Dostoyevsky's The Double, starring Jesse Eisenberg, so well done him.
Outsider Oliver Tate (Craig Roberts) who, like The Young Ones' Rik believes himself to be beloved of all his contemporaries, even going so
far as fantasising national mourning on his death, has an unrequited crush on stroppy pyromaniac classmate Jordana (the quite brilliant Yasmin
Paige). When Oliver allows himself to be publicly abused and accused of being a Gaylord rather than denounce Jordana as a slut, the pair begin a
Oliver's parents are going through a rocky patch in their wedding, observed by Oliver with particular reference to their use of the bedroom dimmer
switch to denote sexual activity. The strain on the relationship is compounded by the arrival of Graham (Paddy Considine), self-promoting new age

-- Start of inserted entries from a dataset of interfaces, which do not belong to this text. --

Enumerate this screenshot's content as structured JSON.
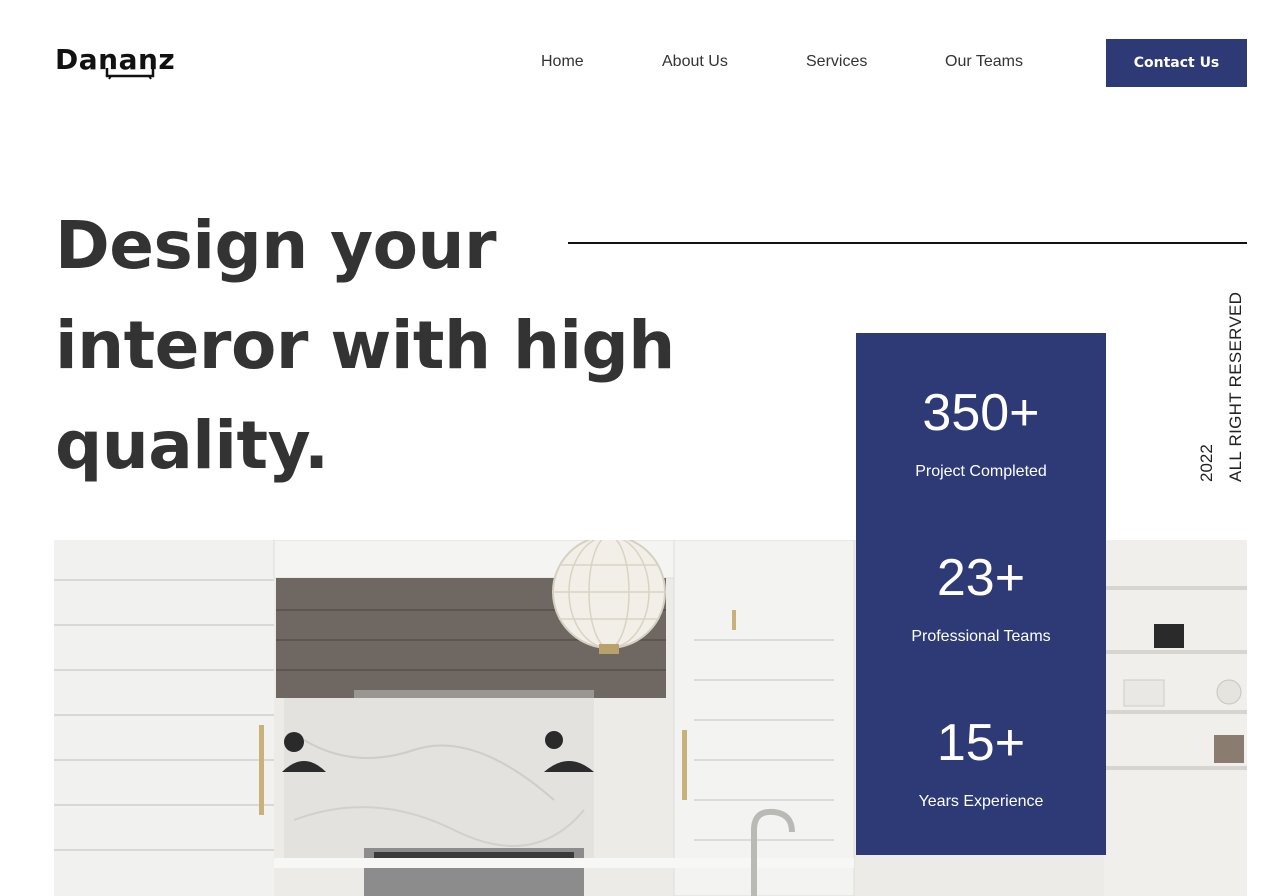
{
  "brand": {
    "name": "Dananz"
  },
  "nav": {
    "items": [
      {
        "label": "Home"
      },
      {
        "label": "About Us"
      },
      {
        "label": "Services"
      },
      {
        "label": "Our Teams"
      }
    ],
    "cta_label": "Contact Us"
  },
  "hero": {
    "headline_lines": [
      "Design your",
      "interor with high",
      "quality."
    ],
    "side_year": "2022",
    "side_rights": "ALL RIGHT RESERVED",
    "image_icon": "kitchen-interior-photo"
  },
  "stats": [
    {
      "number": "350+",
      "label": "Project Completed"
    },
    {
      "number": "23+",
      "label": "Professional Teams"
    },
    {
      "number": "15+",
      "label": "Years Experience"
    }
  ],
  "colors": {
    "accent": "#2d3a75",
    "text": "#333333",
    "background": "#ffffff"
  }
}
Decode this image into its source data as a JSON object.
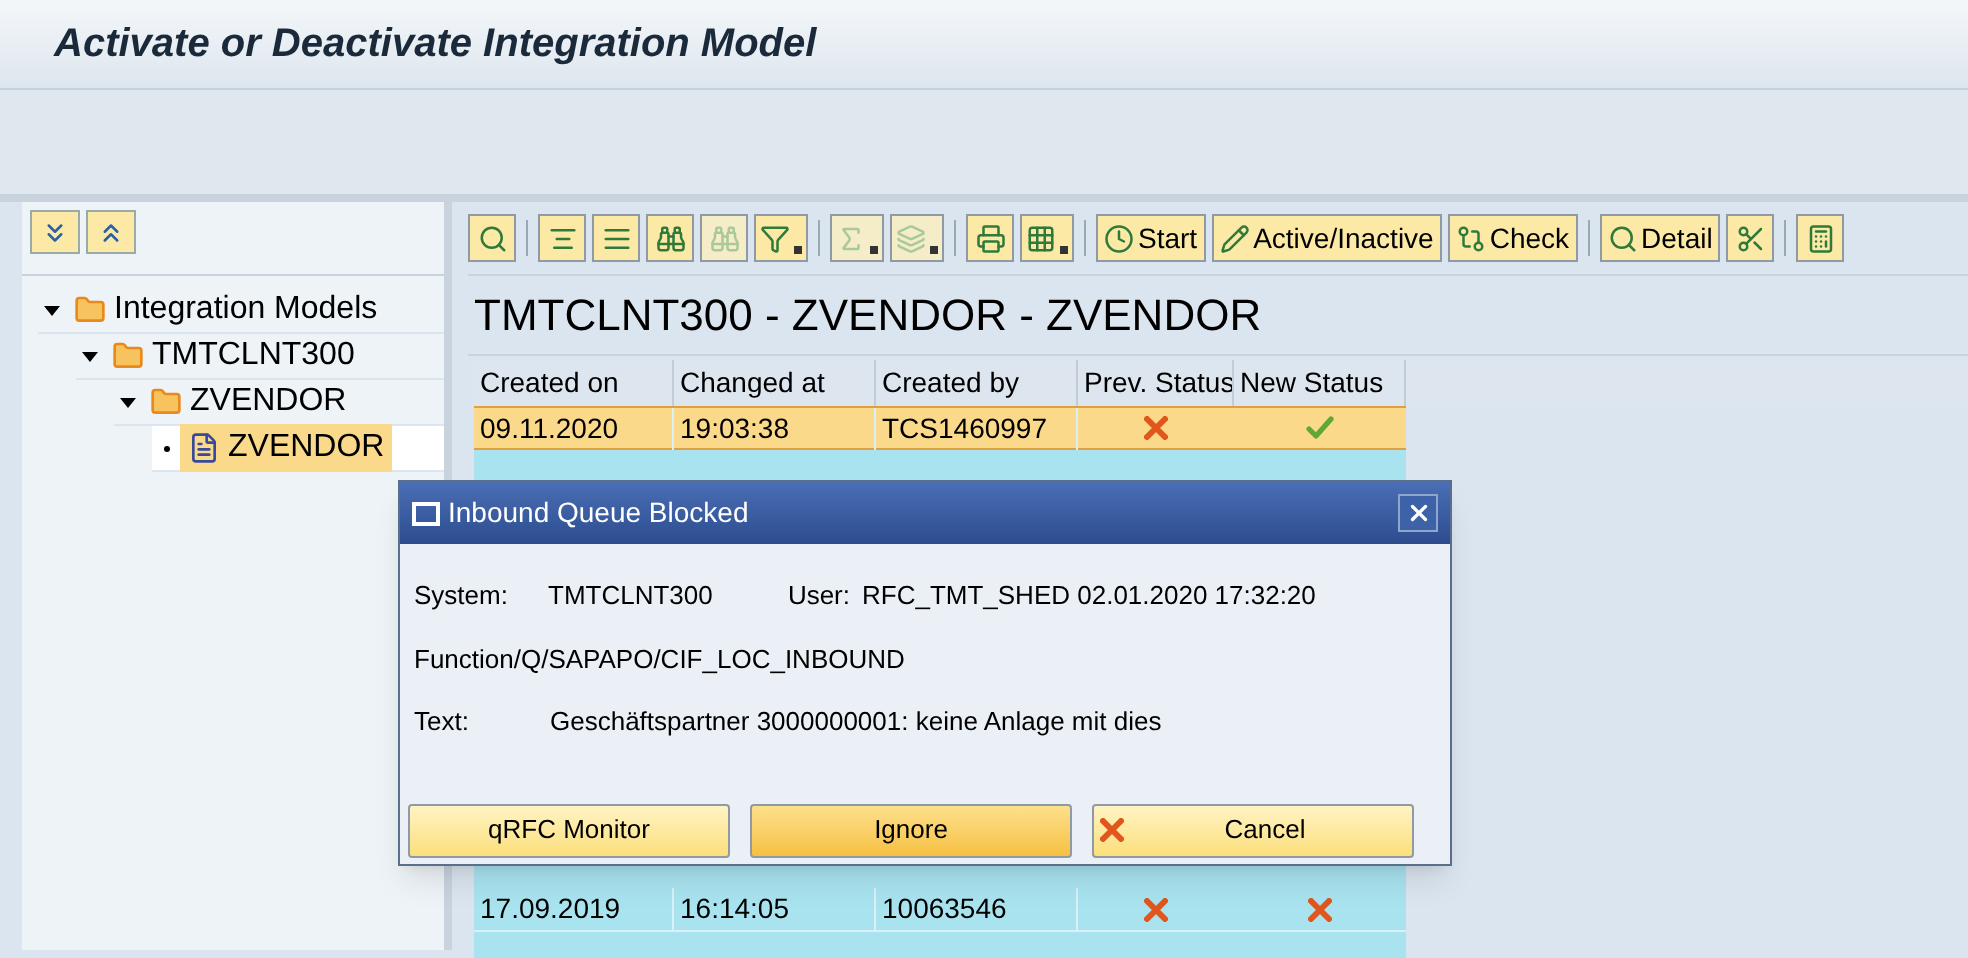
{
  "window": {
    "title": "Activate or Deactivate Integration Model"
  },
  "tree_buttons": [
    {
      "kind": "expand"
    },
    {
      "kind": "collapse"
    }
  ],
  "tree": [
    {
      "label": "Integration Models",
      "kind": "folder",
      "expanded": true,
      "selected": false,
      "children": [
        {
          "label": "TMTCLNT300",
          "kind": "folder",
          "expanded": true,
          "selected": false,
          "children": [
            {
              "label": "ZVENDOR",
              "kind": "folder",
              "expanded": true,
              "selected": false,
              "children": [
                {
                  "label": "ZVENDOR",
                  "kind": "document",
                  "selected": true
                }
              ]
            }
          ]
        }
      ]
    }
  ],
  "toolbar": [
    {
      "kind": "icon",
      "disabled": false
    },
    {
      "kind": "separator"
    },
    {
      "kind": "icon",
      "disabled": false
    },
    {
      "kind": "icon",
      "disabled": false
    },
    {
      "kind": "icon",
      "disabled": false
    },
    {
      "kind": "icon",
      "disabled": true
    },
    {
      "kind": "menu",
      "disabled": false
    },
    {
      "kind": "separator"
    },
    {
      "kind": "menu",
      "disabled": true
    },
    {
      "kind": "menu",
      "disabled": true
    },
    {
      "kind": "separator"
    },
    {
      "kind": "icon",
      "disabled": false
    },
    {
      "kind": "menu",
      "disabled": false
    },
    {
      "kind": "separator"
    },
    {
      "kind": "text",
      "label": "Start"
    },
    {
      "kind": "text",
      "label": "Active/Inactive"
    },
    {
      "kind": "text",
      "label": "Check"
    },
    {
      "kind": "separator"
    },
    {
      "kind": "text",
      "label": "Detail"
    },
    {
      "kind": "icon",
      "disabled": false
    },
    {
      "kind": "separator"
    },
    {
      "kind": "icon",
      "disabled": false
    }
  ],
  "heading": "TMTCLNT300 - ZVENDOR - ZVENDOR",
  "table": {
    "columns": [
      "Created on",
      "Changed at",
      "Created by",
      "Prev. Status",
      "New Status"
    ],
    "rows": [
      {
        "selected": true,
        "created_on": "09.11.2020",
        "changed_at": "19:03:38",
        "created_by": "TCS1460997",
        "prev_ok": false,
        "new_ok": true
      },
      {
        "selected": false,
        "created_on": "17.09.2019",
        "changed_at": "16:14:05",
        "created_by": "10063546",
        "prev_ok": false,
        "new_ok": false
      }
    ]
  },
  "dialog": {
    "title": "Inbound Queue Blocked",
    "system_label": "System:",
    "system": "TMTCLNT300",
    "user_label": "User:",
    "user": "RFC_TMT_SHED 02.01.2020 17:32:20",
    "function": "Function/Q/SAPAPO/CIF_LOC_INBOUND",
    "text_label": "Text:",
    "text": "Geschäftspartner 3000000001: keine Anlage mit dies",
    "buttons": [
      {
        "label": "qRFC Monitor",
        "selected": false
      },
      {
        "label": "Ignore",
        "selected": true
      },
      {
        "label": "Cancel",
        "selected": false
      }
    ]
  }
}
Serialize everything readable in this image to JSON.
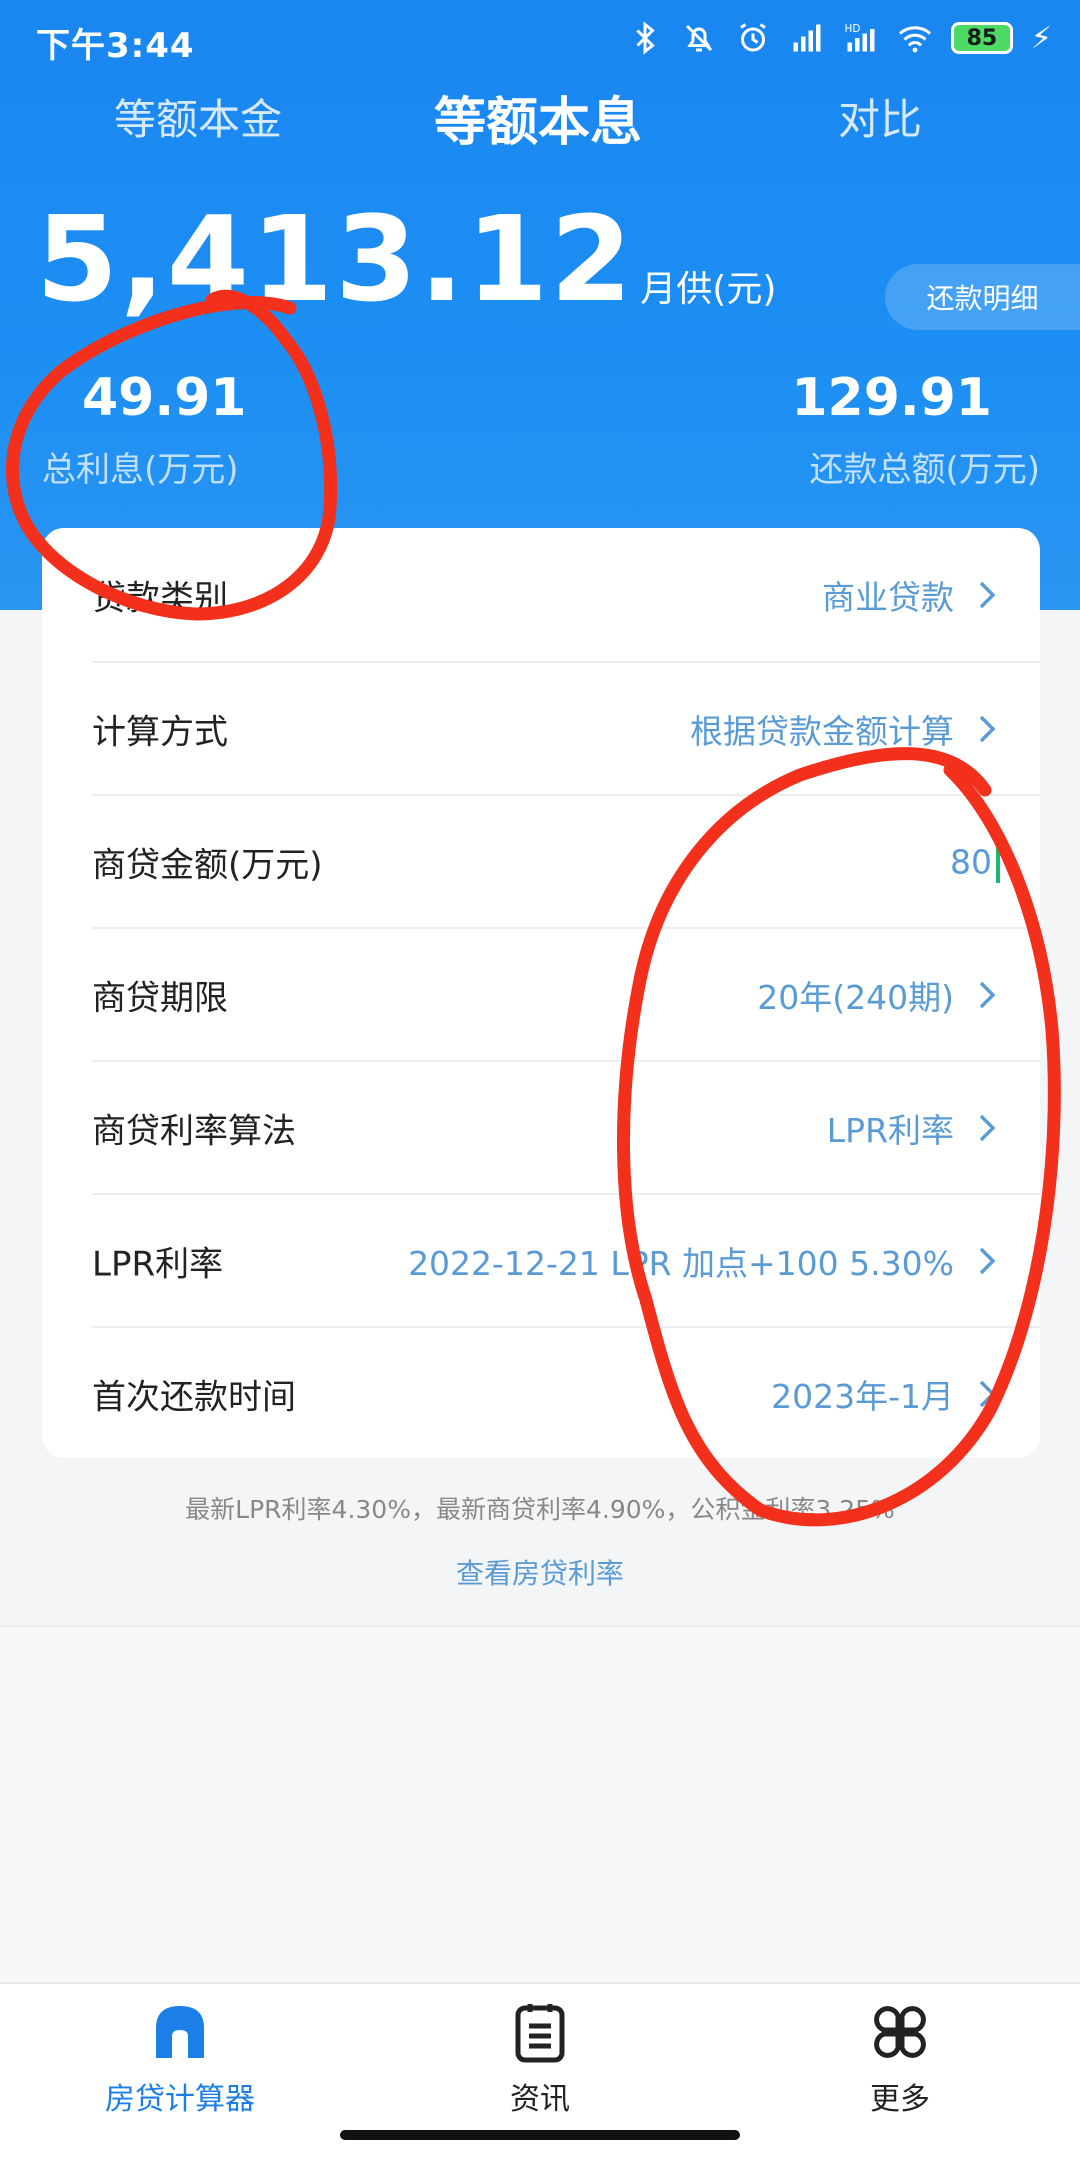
{
  "status_bar": {
    "time": "下午3:44",
    "battery": "85",
    "icons": [
      "bluetooth-icon",
      "mute-icon",
      "alarm-icon",
      "signal-icon",
      "hd-signal-icon",
      "wifi-icon",
      "battery-icon",
      "charging-icon"
    ]
  },
  "tabs": [
    {
      "label": "等额本金",
      "active": false
    },
    {
      "label": "等额本息",
      "active": true
    },
    {
      "label": "对比",
      "active": false
    }
  ],
  "summary": {
    "monthly_payment": "5,413.12",
    "monthly_unit": "月供(元)",
    "detail_button": "还款明细",
    "total_interest_value": "49.91",
    "total_interest_label": "总利息(万元)",
    "total_repayment_value": "129.91",
    "total_repayment_label": "还款总额(万元)"
  },
  "form": {
    "rows": [
      {
        "label": "贷款类别",
        "value": "商业贷款"
      },
      {
        "label": "计算方式",
        "value": "根据贷款金额计算"
      },
      {
        "label": "商贷金额(万元)",
        "value": "80"
      },
      {
        "label": "商贷期限",
        "value": "20年(240期)"
      },
      {
        "label": "商贷利率算法",
        "value": "LPR利率"
      },
      {
        "label": "LPR利率",
        "value": "2022-12-21 LPR 加点+100 5.30%"
      },
      {
        "label": "首次还款时间",
        "value": "2023年-1月"
      }
    ]
  },
  "footer_note": "最新LPR利率4.30%，最新商贷利率4.90%，公积金利率3.25%",
  "footer_link": "查看房贷利率",
  "bottom_nav": [
    {
      "label": "房贷计算器",
      "icon": "house-icon",
      "active": true
    },
    {
      "label": "资讯",
      "icon": "news-icon",
      "active": false
    },
    {
      "label": "更多",
      "icon": "grid-icon",
      "active": false
    }
  ],
  "colors": {
    "header_blue": "#1a86f0",
    "value_blue": "#5a9bd4",
    "nav_active": "#1c7fe8",
    "annotation_red": "#f2301b"
  }
}
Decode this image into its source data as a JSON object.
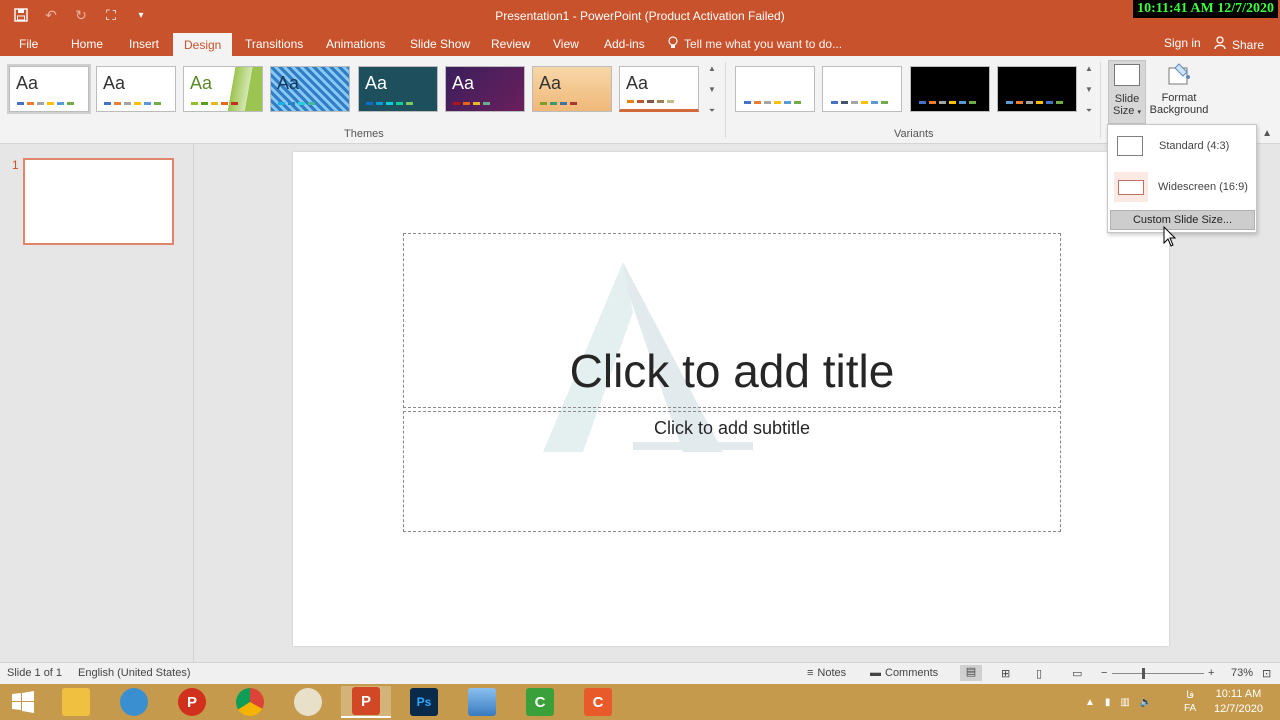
{
  "window": {
    "title": "Presentation1 - PowerPoint (Product Activation Failed)",
    "clock_overlay": "10:11:41 AM 12/7/2020"
  },
  "tabs": [
    {
      "label": "File"
    },
    {
      "label": "Home"
    },
    {
      "label": "Insert"
    },
    {
      "label": "Design",
      "active": true
    },
    {
      "label": "Transitions"
    },
    {
      "label": "Animations"
    },
    {
      "label": "Slide Show"
    },
    {
      "label": "Review"
    },
    {
      "label": "View"
    },
    {
      "label": "Add-ins"
    }
  ],
  "tell_me": "Tell me what you want to do...",
  "account": {
    "signin": "Sign in",
    "share": "Share"
  },
  "ribbon": {
    "themes_label": "Themes",
    "variants_label": "Variants",
    "theme_aa": "Aa",
    "slide_size": {
      "line1": "Slide",
      "line2": "Size"
    },
    "format_background": {
      "line1": "Format",
      "line2": "Background"
    }
  },
  "slide_size_menu": {
    "standard": "Standard (4:3)",
    "widescreen": "Widescreen (16:9)",
    "custom": "Custom Slide Size..."
  },
  "thumbnail": {
    "number": "1"
  },
  "slide": {
    "title_placeholder": "Click to add title",
    "subtitle_placeholder": "Click to add subtitle"
  },
  "status": {
    "slide_count": "Slide 1 of 1",
    "language": "English (United States)",
    "notes": "Notes",
    "comments": "Comments",
    "zoom": "73%"
  },
  "taskbar": {
    "lang_short": "FA",
    "lang_char": "فا",
    "time": "10:11 AM",
    "date": "12/7/2020"
  },
  "colors": {
    "accent": "#c8522c",
    "taskbar": "#c69a4c"
  }
}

guru and a former boyfriend of Oliver's mum Jill (Sally Hawkins). Graham and his Eurasian partner move in opposite where Oliver observes them through
binoculars "Ninjas!" The stress in Oliver's life is increased when Jordana reveals that her mother may have a terminal illness. Oliver contemplates
poisoning Jordana's dog to prepare her for the eventual loss of her mother but the dog dies in a railway line accident anyway.
Oliver, rather than giving Jordana the support she clearly needs, then distances himself to focus on his concerns regarding what he sees as his mother
and Graham's nascent affair. Oliver reveals himself to be emotionally deficient in dealing with his responsibility to Jordana and the role he has
taken on in saving his parents' marriage. His self-obsession is cruelly punished but he gradually shifts himself away from the centre of the universe
and the film ends with some hopeful images about the pairs' relationship.
This film is far from being as drippy as it sounds. Jordana is a tough but vulnerable kid, and Oliver's gauche social stumbling is suitably cringe-making.
Oliver's dad, Lloyd (Noah Taylor) is an out of work and depressed oceanographer who had a stint as an Open University lecturer and still sports the
look. Graham's new-age presentation, on human beings as creatures of light, is bonkers bollocks but enough to turn the head of Oliver's bored and
unappreciated mum. Not that Graham is a cynical manipulator, when a drunken Oliver ransacks his house Graham quietly deposits the unconsciousness boy
on his parents' step and sneaks away after ringing the bell. The film looks great, with the natural light enhanced by fire, sunsets, sunrises, seascapes
and stuff. The music is by Arctic Monkey's Alex Turner.
A host of DVD extras include a director and novel author commentary, cast and crew interviews and Q&A, a music video, Graham's self-help video
Through The Prism, deleted and extended scenes, the obligatory ubiquitous tosh from Ben Stiller, test shoots, and a trailer.